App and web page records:
# # #
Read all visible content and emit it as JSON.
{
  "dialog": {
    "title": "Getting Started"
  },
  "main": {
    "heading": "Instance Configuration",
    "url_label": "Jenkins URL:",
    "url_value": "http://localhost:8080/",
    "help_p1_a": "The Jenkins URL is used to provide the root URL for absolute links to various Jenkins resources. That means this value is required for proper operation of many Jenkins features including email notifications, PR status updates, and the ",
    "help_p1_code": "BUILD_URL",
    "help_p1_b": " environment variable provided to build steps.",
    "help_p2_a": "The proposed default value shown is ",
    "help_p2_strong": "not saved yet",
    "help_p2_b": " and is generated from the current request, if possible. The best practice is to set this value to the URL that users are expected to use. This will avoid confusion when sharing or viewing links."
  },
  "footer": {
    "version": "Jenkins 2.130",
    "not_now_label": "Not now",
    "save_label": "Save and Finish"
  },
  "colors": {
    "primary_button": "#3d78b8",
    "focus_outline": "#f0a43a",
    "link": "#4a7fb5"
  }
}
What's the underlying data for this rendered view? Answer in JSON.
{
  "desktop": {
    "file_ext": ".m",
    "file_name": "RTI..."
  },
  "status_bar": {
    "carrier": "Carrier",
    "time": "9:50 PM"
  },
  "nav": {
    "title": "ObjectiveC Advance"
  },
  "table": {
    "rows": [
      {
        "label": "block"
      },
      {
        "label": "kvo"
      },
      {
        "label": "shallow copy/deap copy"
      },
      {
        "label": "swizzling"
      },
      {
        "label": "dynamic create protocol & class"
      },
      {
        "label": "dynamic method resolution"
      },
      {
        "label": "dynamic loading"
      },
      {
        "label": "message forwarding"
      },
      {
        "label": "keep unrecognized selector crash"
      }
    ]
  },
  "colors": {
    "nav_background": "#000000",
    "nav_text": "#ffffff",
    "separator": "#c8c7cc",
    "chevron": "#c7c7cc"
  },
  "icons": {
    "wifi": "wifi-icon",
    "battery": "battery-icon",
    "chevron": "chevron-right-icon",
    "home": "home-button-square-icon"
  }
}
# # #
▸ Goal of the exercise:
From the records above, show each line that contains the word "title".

▸ Solution:
    "title": "Getting Started"
    "title": "ObjectiveC Advance"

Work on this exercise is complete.